Parliament returns this week and there will be only one show in town and that is the on going agony over Brexit. On Thursday we will start the first of two days on the Repeal Bill as we continue to progress this bizarre and disastrous endeavour. The repeal bill is a mess and it is impossible to think of a more crude and dysfunctional instrument to unpack the thousands of EU laws that define our legislative relationship with Europe. The Government have even come up with the imaginative solution of ‘Henry the 8th Powers’ simply giving itself legislative authority over large swathes of laws untroubled by democratic oversight. It allows the blueprint for an assault on Scotland’s devolution arrangements and says nothing about returning EU powers to Scotland. I think it’s fair to say I will not be voting for it in a month of Sundays.


Then there are the negotiations. Let me put my cards on the table about how I observe these tricky conversations – and I will try and lay them down as sensitively and delicately as I possibly can. Never before has an enterprise of such political significance been prosecuted with such utter, delusional, cluelessness. It’s hard to think of major international negotiations being handled so ineptly and chaotically and it’s like we’ve put the clowns in charge of the Brexit circus. Observing how things are going you just can not help but conclude that this is going to be really, really bad.

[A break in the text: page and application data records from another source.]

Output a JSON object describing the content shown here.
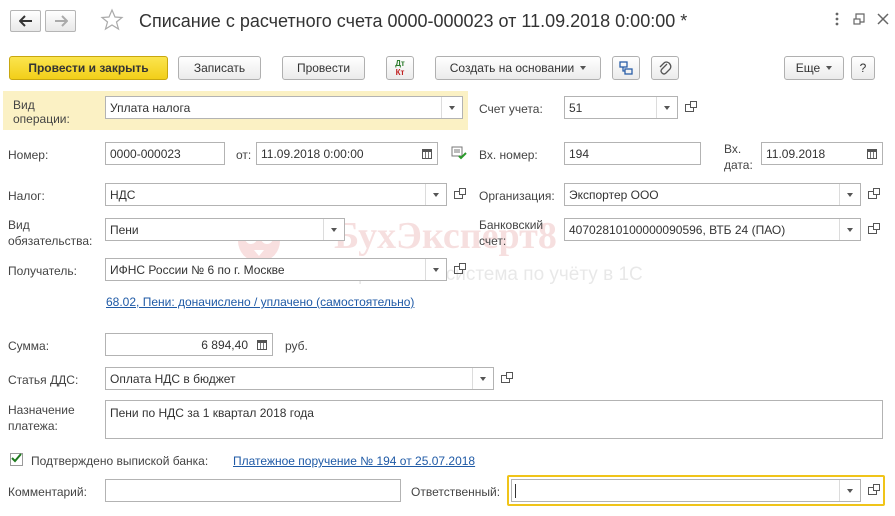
{
  "window": {
    "title": "Списание с расчетного счета 0000-000023 от 11.09.2018 0:00:00 *"
  },
  "toolbar": {
    "post_close": "Провести и закрыть",
    "save": "Записать",
    "post": "Провести",
    "dtkt_top": "Дт",
    "dtkt_bottom": "Кт",
    "create_based": "Создать на основании",
    "more": "Еще",
    "help": "?"
  },
  "form": {
    "operation_type": {
      "label_1": "Вид",
      "label_2": "операции:",
      "value": "Уплата налога"
    },
    "account": {
      "label": "Счет учета:",
      "value": "51"
    },
    "number": {
      "label": "Номер:",
      "value": "0000-000023"
    },
    "date": {
      "label": "от:",
      "value": "11.09.2018  0:00:00"
    },
    "in_number": {
      "label": "Вх. номер:",
      "value": "194"
    },
    "in_date": {
      "label_1": "Вх.",
      "label_2": "дата:",
      "value": "11.09.2018"
    },
    "tax": {
      "label": "Налог:",
      "value": "НДС"
    },
    "organization": {
      "label": "Организация:",
      "value": "Экспортер ООО"
    },
    "obligation": {
      "label_1": "Вид",
      "label_2": "обязательства:",
      "value": "Пени"
    },
    "bank_account": {
      "label_1": "Банковский",
      "label_2": "счет:",
      "value": "40702810100000090596, ВТБ 24 (ПАО)"
    },
    "recipient": {
      "label": "Получатель:",
      "value": "ИФНС России № 6 по г. Москве"
    },
    "accounting_link": "68.02, Пени: доначислено / уплачено (самостоятельно)",
    "amount": {
      "label": "Сумма:",
      "value": "6 894,40",
      "unit": "руб."
    },
    "dds": {
      "label": "Статья ДДС:",
      "value": "Оплата НДС в бюджет"
    },
    "purpose": {
      "label_1": "Назначение",
      "label_2": "платежа:",
      "value": "Пени по НДС за 1 квартал 2018 года"
    },
    "confirmed": {
      "label": "Подтверждено выпиской банка:",
      "checked": true
    },
    "payment_order_link": "Платежное поручение № 194 от 25.07.2018",
    "comment": {
      "label": "Комментарий:",
      "value": ""
    },
    "responsible": {
      "label": "Ответственный:",
      "value": ""
    }
  },
  "watermark": {
    "brand": "БухЭксперт8",
    "tagline": "Справочная система по учёту в 1С"
  },
  "colors": {
    "primary_button": "#f5d51f",
    "highlight": "#fbf1c4",
    "link": "#1f5aa6",
    "active_border": "#f0c419"
  }
}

The UK negotiators singularly fail to understand the dynamic at the heart of the negotiations and continue to promote the delusional view that we can ‘have cake and eat it’. On the other hand skilled EU negotiators (like trying to explain to stroppy children) patiently explain to them that you are either in or out of a club. Next to no progress has been made and we are out of the EU in little more than 18 months. Meanwhile EU nationals in our communities are starting to leave unsure of their status and holidaymakers coming back from the Costas and Playas are almost impoverished with the crashing post referendum pound.

Looking at this in the round the UK is currently engaged in almost unprecedented national self harm with this Brexit project. We are indulging in a grotesque episode of economic, political and cultural self flagellation and, by god, we’re determined to give ourselves a damned good thrashing. Opting for the hardest of hard Brexits we are reaching for the most painful implement in the box and the pain will be felt for years to come.


Every single person in Scotland is going to be worse off following Brexit with the Fraser of Allander Institute estimating that it could cost Scotland up to £8 billion with 80 000 being made unemployed whilst our economy takes a 5% hit in GDP. Our plan for Scotland to avoid the worst of the madness was comprehensively rejected before the ink was barely dry and it looks like Scotland will be shackled to the rest of the UK as we motor ever closer to the cliff edge, regardless of how we voted on the project.

Staying with the transport metaphors the good ship UK is currently on full course to hit the Brexit iceberg and the last of the engines has just been stoked up. On deck the ‘negotiators’ aimlessly re-organise the deckchairs comforting themselves with tales of ‘international trade deals’. But below decks attached to the side of this stricken, doomed, empty vessel their remains a lifeboat for Scotland. All we need to do is get on board, lower it down, and row as quickly as possible to the shores of sanity.